#### Activity:
Your answer should be an exact copy of every record.

#### Records supplied:
________________

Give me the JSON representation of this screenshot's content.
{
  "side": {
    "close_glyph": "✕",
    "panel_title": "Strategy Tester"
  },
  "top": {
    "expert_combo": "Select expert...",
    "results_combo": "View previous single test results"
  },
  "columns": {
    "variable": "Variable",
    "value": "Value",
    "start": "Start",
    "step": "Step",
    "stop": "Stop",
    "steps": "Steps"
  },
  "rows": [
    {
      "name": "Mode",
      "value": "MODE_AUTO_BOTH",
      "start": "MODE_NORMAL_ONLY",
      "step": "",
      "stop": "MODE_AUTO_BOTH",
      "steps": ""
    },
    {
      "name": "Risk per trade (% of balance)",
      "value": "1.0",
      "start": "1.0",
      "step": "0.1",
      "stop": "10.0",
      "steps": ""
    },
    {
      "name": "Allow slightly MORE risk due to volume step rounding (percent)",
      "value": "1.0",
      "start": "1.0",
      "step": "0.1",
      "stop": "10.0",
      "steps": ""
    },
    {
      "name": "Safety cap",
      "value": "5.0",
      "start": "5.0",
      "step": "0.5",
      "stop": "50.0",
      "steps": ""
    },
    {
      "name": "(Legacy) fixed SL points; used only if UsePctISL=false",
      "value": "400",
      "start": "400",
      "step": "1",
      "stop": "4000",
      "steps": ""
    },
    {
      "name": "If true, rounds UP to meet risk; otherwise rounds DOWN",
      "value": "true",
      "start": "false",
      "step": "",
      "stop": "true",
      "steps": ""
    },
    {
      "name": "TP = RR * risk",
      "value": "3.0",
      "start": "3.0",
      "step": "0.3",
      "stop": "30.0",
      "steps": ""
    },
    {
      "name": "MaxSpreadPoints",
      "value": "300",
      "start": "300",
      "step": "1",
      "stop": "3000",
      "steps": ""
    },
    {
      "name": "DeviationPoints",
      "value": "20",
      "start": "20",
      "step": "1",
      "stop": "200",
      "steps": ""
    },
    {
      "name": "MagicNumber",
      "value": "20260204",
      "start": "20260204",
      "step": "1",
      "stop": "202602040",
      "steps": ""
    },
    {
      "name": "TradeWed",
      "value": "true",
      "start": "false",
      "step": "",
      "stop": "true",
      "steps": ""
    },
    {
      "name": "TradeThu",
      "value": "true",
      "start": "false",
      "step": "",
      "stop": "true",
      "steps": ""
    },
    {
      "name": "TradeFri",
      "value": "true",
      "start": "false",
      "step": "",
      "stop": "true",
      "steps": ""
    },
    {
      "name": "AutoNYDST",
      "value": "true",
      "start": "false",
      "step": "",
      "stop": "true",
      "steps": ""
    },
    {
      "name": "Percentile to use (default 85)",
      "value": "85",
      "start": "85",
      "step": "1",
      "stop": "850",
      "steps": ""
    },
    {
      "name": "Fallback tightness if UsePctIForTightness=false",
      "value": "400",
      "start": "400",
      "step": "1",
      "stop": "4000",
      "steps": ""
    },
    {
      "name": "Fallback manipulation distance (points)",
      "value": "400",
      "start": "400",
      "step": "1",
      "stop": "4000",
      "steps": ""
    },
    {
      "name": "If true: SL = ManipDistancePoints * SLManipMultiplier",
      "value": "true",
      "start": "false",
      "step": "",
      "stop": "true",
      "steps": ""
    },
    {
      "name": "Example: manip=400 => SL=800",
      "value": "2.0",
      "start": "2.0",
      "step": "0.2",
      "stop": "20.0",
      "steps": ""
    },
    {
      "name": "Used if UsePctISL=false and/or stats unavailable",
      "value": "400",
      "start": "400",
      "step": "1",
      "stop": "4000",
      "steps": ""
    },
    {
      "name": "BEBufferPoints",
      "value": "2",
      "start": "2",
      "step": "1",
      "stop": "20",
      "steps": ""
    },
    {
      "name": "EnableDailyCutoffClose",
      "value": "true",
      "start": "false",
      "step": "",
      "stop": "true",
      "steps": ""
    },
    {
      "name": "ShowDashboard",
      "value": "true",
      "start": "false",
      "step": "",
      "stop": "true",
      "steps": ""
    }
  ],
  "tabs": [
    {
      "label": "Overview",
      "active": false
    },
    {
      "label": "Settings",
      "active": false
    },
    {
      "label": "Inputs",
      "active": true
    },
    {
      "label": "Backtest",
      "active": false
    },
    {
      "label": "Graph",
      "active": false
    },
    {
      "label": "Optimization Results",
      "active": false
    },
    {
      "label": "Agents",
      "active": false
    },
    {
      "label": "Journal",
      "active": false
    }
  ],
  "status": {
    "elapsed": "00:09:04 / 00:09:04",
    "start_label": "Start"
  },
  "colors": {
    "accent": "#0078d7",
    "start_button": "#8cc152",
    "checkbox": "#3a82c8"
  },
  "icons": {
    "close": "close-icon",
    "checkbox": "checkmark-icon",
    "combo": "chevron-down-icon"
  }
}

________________

#### Response for this exercise:
Give me the JSON representation of this screenshot's content.
{
  "side": {
    "close_glyph": "✕",
    "panel_title": "Strategy Tester"
  },
  "top": {
    "expert_combo": "Select expert...",
    "results_combo": "View previous single test results"
  },
  "columns": {
    "variable": "Variable",
    "value": "Value",
    "start": "Start",
    "step": "Step",
    "stop": "Stop",
    "steps": "Steps"
  },
  "rows": [
    {
      "name": "Mode",
      "value": "MODE_AUTO_BOTH",
      "start": "MODE_NORMAL_ONLY",
      "step": "",
      "stop": "MODE_AUTO_BOTH",
      "steps": ""
    },
    {
      "name": "Risk per trade (% of balance)",
      "value": "1.0",
      "start": "1.0",
      "step": "0.1",
      "stop": "10.0",
      "steps": ""
    },
    {
      "name": "Allow slightly MORE risk due to volume step rounding (percent)",
      "value": "1.0",
      "start": "1.0",
      "step": "0.1",
      "stop": "10.0",
      "steps": ""
    },
    {
      "name": "Safety cap",
      "value": "5.0",
      "start": "5.0",
      "step": "0.5",
      "stop": "50.0",
      "steps": ""
    },
    {
      "name": "(Legacy) fixed SL points; used only if UsePctISL=false",
      "value": "400",
      "start": "400",
      "step": "1",
      "stop": "4000",
      "steps": ""
    },
    {
      "name": "If true, rounds UP to meet risk; otherwise rounds DOWN",
      "value": "true",
      "start": "false",
      "step": "",
      "stop": "true",
      "steps": ""
    },
    {
      "name": "TP = RR * risk",
      "value": "3.0",
      "start": "3.0",
      "step": "0.3",
      "stop": "30.0",
      "steps": ""
    },
    {
      "name": "MaxSpreadPoints",
      "value": "300",
      "start": "300",
      "step": "1",
      "stop": "3000",
      "steps": ""
    },
    {
      "name": "DeviationPoints",
      "value": "20",
      "start": "20",
      "step": "1",
      "stop": "200",
      "steps": ""
    },
    {
      "name": "MagicNumber",
      "value": "20260204",
      "start": "20260204",
      "step": "1",
      "stop": "202602040",
      "steps": ""
    },
    {
      "name": "TradeWed",
      "value": "true",
      "start": "false",
      "step": "",
      "stop": "true",
      "steps": ""
    },
    {
      "name": "TradeThu",
      "value": "true",
      "start": "false",
      "step": "",
      "stop": "true",
      "steps": ""
    },
    {
      "name": "TradeFri",
      "value": "true",
      "start": "false",
      "step": "",
      "stop": "true",
      "steps": ""
    },
    {
      "name": "AutoNYDST",
      "value": "true",
      "start": "false",
      "step": "",
      "stop": "true",
      "steps": ""
    },
    {
      "name": "Percentile to use (default 85)",
      "value": "85",
      "start": "85",
      "step": "1",
      "stop": "850",
      "steps": ""
    },
    {
      "name": "Fallback tightness if UsePctIForTightness=false",
      "value": "400",
      "start": "400",
      "step": "1",
      "stop": "4000",
      "steps": ""
    },
    {
      "name": "Fallback manipulation distance (points)",
      "value": "400",
      "start": "400",
      "step": "1",
      "stop": "4000",
      "steps": ""
    },
    {
      "name": "If true: SL = ManipDistancePoints * SLManipMultiplier",
      "value": "true",
      "start": "false",
      "step": "",
      "stop": "true",
      "steps": ""
    },
    {
      "name": "Example: manip=400 => SL=800",
      "value": "2.0",
      "start": "2.0",
      "step": "0.2",
      "stop": "20.0",
      "steps": ""
    },
    {
      "name": "Used if UsePctISL=false and/or stats unavailable",
      "value": "400",
      "start": "400",
      "step": "1",
      "stop": "4000",
      "steps": ""
    },
    {
      "name": "BEBufferPoints",
      "value": "2",
      "start": "2",
      "step": "1",
      "stop": "20",
      "steps": ""
    },
    {
      "name": "EnableDailyCutoffClose",
      "value": "true",
      "start": "false",
      "step": "",
      "stop": "true",
      "steps": ""
    },
    {
      "name": "ShowDashboard",
      "value": "true",
      "start": "false",
      "step": "",
      "stop": "true",
      "steps": ""
    }
  ],
  "tabs": [
    {
      "label": "Overview",
      "active": false
    },
    {
      "label": "Settings",
      "active": false
    },
    {
      "label": "Inputs",
      "active": true
    },
    {
      "label": "Backtest",
      "active": false
    },
    {
      "label": "Graph",
      "active": false
    },
    {
      "label": "Optimization Results",
      "active": false
    },
    {
      "label": "Agents",
      "active": false
    },
    {
      "label": "Journal",
      "active": false
    }
  ],
  "status": {
    "elapsed": "00:09:04 / 00:09:04",
    "start_label": "Start"
  },
  "colors": {
    "accent": "#0078d7",
    "start_button": "#8cc152",
    "checkbox": "#3a82c8"
  },
  "icons": {
    "close": "close-icon",
    "checkbox": "checkmark-icon",
    "combo": "chevron-down-icon"
  }
}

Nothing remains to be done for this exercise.